Required action: The required output is a copy of each line in the material below that includes "icon".

Provided data:
*****
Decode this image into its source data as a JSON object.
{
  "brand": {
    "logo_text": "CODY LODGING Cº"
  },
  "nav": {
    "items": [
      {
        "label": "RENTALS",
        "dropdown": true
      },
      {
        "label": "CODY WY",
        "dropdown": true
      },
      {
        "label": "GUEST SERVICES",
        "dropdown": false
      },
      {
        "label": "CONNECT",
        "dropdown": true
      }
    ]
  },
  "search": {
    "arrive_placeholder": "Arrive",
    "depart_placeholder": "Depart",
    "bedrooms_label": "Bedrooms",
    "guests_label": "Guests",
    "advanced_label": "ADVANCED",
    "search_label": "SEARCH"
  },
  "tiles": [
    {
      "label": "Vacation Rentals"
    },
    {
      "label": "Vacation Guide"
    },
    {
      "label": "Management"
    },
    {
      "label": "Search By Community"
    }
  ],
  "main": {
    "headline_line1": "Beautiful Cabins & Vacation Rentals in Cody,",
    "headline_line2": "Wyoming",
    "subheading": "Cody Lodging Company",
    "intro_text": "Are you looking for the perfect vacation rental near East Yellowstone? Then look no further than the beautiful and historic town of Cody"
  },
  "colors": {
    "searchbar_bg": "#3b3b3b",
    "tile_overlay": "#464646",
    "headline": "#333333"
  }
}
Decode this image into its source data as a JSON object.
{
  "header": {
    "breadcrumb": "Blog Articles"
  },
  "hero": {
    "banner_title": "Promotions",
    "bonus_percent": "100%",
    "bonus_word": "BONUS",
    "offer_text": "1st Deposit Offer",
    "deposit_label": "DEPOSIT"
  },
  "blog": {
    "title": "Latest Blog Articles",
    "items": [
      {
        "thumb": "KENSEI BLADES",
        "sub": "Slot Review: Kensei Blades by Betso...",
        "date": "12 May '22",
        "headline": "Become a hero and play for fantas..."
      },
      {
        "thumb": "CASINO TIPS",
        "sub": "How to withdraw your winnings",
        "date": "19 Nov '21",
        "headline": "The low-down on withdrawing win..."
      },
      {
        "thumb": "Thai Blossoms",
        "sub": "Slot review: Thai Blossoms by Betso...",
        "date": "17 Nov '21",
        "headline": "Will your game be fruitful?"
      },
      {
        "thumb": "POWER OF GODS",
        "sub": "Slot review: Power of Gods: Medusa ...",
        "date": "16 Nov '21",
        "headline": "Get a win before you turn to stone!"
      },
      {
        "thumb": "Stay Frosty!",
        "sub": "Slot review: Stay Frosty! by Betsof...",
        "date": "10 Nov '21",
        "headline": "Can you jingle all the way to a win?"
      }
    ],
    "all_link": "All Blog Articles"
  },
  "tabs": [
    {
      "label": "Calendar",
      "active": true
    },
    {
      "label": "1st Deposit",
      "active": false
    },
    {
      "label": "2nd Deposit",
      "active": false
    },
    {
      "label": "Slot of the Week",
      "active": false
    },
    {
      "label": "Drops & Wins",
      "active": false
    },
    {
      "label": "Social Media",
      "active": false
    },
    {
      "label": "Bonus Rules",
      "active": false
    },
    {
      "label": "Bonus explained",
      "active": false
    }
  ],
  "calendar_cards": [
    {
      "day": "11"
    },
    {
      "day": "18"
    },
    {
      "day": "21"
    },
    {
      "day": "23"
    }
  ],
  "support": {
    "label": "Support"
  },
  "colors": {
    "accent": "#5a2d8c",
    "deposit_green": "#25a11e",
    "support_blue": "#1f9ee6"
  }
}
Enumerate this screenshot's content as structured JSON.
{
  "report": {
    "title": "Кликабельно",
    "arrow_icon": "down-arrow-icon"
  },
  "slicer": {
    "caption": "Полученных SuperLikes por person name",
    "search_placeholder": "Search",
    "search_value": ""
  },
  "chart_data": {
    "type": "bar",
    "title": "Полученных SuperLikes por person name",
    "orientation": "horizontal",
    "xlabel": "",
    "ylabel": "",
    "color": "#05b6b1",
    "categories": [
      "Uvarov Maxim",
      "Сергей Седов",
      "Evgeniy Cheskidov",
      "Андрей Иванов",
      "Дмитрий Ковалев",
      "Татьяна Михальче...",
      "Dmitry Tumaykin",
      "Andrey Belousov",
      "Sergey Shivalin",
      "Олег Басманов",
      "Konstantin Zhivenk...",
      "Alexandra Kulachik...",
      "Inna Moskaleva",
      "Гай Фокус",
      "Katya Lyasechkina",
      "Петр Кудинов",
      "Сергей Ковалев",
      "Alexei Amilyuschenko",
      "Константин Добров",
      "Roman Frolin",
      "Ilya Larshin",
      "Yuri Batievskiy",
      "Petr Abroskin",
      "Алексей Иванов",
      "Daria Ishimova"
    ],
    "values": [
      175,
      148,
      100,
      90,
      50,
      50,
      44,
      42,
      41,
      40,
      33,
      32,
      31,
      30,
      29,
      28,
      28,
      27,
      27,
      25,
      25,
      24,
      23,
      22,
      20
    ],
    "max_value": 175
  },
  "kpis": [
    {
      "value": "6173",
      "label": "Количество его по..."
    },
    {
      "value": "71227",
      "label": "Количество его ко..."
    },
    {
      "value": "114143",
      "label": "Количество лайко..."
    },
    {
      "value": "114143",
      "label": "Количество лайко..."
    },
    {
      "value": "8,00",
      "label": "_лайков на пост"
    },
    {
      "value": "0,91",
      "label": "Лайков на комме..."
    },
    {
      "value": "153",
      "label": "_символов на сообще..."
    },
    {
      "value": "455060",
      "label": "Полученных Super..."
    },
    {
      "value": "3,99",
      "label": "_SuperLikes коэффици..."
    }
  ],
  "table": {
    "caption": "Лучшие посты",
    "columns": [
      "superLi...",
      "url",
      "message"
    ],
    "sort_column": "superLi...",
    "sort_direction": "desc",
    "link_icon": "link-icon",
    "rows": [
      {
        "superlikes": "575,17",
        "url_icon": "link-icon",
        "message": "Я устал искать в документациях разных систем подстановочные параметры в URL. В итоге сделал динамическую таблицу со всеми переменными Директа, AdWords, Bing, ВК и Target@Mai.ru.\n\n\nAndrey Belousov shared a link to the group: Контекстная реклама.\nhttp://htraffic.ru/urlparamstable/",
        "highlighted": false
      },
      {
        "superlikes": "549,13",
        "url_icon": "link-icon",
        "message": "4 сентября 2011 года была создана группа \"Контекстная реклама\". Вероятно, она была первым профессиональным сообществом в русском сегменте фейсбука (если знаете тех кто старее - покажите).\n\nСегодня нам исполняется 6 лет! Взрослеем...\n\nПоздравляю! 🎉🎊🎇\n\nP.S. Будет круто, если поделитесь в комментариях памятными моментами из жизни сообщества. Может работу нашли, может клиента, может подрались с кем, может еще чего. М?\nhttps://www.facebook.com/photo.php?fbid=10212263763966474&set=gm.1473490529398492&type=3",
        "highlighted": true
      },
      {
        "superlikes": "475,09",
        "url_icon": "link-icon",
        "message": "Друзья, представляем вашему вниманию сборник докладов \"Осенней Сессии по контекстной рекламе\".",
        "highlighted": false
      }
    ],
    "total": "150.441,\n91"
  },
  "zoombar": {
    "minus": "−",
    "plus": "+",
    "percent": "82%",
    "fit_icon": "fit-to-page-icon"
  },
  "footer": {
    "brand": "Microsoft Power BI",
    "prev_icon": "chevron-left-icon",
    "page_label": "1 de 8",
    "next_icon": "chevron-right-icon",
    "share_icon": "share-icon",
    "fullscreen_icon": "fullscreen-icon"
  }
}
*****
Solution to the problem:
    "arrow_icon": "down-arrow-icon"
    "link_icon": "link-icon",
        "url_icon": "link-icon",
        "url_icon": "link-icon",
        "url_icon": "link-icon",
    "fit_icon": "fit-to-page-icon"
    "prev_icon": "chevron-left-icon",
    "next_icon": "chevron-right-icon",
    "share_icon": "share-icon",
    "fullscreen_icon": "fullscreen-icon"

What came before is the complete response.